* **Items listed in a dataset**

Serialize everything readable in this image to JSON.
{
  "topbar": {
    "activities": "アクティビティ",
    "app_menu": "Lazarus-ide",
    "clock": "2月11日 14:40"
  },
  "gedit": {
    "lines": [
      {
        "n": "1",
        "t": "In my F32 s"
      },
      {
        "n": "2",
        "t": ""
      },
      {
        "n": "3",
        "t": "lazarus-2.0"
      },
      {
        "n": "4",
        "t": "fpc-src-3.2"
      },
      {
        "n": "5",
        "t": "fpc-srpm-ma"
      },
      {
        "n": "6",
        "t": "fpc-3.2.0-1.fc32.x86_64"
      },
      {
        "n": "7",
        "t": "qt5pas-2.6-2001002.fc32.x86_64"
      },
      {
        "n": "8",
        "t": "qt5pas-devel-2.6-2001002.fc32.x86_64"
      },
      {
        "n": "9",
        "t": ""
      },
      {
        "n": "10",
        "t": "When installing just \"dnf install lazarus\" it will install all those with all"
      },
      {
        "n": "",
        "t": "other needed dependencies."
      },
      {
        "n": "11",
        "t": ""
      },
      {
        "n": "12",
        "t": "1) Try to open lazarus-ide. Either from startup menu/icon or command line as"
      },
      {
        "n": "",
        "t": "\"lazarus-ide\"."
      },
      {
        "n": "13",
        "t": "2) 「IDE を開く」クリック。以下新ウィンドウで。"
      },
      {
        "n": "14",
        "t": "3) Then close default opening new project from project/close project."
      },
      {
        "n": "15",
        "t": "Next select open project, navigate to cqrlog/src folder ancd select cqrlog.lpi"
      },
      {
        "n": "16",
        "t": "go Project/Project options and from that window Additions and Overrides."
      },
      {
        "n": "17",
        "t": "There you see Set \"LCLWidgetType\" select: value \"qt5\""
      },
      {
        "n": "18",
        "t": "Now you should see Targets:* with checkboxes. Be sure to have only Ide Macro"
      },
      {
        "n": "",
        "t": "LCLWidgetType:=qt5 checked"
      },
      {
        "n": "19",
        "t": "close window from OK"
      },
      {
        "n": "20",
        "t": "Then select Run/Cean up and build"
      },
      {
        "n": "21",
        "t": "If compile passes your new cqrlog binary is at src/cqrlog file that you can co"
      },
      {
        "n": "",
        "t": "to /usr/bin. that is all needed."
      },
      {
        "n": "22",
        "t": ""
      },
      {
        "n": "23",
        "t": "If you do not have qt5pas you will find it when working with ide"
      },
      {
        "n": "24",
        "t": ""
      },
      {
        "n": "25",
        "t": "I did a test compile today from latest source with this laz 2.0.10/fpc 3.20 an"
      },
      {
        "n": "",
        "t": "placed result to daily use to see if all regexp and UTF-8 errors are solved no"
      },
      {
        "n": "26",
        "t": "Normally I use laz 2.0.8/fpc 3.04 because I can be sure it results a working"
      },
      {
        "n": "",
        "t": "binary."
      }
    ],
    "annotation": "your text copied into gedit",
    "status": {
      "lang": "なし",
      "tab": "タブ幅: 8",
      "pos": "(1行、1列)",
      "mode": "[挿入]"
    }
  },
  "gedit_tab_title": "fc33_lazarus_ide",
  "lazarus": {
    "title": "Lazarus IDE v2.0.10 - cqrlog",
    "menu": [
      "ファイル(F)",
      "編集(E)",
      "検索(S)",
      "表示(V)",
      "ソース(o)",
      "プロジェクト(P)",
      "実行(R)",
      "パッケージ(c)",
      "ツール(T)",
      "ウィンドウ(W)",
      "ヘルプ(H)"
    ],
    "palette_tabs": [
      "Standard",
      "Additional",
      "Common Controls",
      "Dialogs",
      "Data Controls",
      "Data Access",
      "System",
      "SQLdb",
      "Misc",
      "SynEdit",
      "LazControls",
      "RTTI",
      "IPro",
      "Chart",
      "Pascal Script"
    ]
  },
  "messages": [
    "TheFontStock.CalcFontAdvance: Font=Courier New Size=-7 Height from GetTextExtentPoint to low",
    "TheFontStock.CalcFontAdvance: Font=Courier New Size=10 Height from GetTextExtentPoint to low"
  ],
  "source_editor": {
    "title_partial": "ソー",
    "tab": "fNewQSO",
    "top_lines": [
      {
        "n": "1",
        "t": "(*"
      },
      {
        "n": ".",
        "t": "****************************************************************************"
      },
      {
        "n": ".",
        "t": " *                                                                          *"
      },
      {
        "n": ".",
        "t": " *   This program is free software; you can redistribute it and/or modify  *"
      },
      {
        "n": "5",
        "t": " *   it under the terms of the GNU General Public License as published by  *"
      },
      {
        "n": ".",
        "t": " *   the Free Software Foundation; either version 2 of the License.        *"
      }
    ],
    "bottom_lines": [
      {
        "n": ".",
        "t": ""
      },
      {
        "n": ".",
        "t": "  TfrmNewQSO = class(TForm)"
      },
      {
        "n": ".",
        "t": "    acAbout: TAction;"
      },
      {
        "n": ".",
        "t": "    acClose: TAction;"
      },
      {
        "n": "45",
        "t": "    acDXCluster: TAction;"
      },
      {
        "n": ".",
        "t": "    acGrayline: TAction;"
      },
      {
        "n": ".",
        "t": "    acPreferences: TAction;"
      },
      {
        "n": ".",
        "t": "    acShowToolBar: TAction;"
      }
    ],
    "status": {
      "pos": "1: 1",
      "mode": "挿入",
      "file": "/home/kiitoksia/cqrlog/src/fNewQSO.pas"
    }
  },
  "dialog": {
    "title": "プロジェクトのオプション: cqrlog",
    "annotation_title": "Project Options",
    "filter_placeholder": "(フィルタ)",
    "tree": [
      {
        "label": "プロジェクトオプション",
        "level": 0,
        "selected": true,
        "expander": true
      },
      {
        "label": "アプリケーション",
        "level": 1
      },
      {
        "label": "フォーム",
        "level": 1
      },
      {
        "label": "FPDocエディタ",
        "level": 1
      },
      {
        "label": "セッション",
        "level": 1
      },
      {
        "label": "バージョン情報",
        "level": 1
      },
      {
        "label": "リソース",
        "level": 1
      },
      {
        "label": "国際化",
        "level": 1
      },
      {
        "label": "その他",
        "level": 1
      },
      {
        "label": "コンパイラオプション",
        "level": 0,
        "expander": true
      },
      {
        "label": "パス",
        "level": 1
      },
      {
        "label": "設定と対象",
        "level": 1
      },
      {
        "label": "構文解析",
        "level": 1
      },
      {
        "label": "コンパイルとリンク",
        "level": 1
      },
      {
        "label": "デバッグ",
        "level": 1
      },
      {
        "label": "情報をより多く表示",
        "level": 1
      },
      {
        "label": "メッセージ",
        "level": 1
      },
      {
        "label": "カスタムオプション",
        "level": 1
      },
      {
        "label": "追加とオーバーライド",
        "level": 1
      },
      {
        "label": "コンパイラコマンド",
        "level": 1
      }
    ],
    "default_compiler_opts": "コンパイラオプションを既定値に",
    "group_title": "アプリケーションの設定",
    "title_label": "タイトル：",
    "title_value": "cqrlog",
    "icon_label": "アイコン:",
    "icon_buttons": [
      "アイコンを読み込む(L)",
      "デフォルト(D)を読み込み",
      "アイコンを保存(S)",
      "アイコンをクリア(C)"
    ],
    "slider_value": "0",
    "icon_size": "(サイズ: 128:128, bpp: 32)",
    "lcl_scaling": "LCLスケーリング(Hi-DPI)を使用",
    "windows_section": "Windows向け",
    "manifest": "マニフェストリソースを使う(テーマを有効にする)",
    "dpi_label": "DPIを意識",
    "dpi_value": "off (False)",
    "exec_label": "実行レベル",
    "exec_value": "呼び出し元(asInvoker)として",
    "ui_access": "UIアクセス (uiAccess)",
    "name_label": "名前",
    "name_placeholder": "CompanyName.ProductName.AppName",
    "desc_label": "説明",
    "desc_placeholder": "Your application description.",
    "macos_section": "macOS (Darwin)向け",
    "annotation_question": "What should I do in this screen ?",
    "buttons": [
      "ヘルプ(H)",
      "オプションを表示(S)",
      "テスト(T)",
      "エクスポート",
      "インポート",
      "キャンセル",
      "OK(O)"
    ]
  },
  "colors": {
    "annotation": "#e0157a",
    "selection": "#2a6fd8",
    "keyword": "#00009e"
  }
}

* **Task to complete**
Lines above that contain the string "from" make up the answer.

* **Your response**
        "t": "1) Try to open lazarus-ide. Either from startup menu/icon or command line as"
        "t": "3) Then close default opening new project from project/close project."
        "t": "go Project/Project options and from that window Additions and Overrides."
        "t": "close window from OK"
        "t": "I did a test compile today from latest source with this laz 2.0.10/fpc 3.20 an"
    "TheFontStock.CalcFontAdvance: Font=Courier New Size=-7 Height from GetTextExtentPoint to low",
    "TheFontStock.CalcFontAdvance: Font=Courier New Size=10 Height from GetTextExtentPoint to low"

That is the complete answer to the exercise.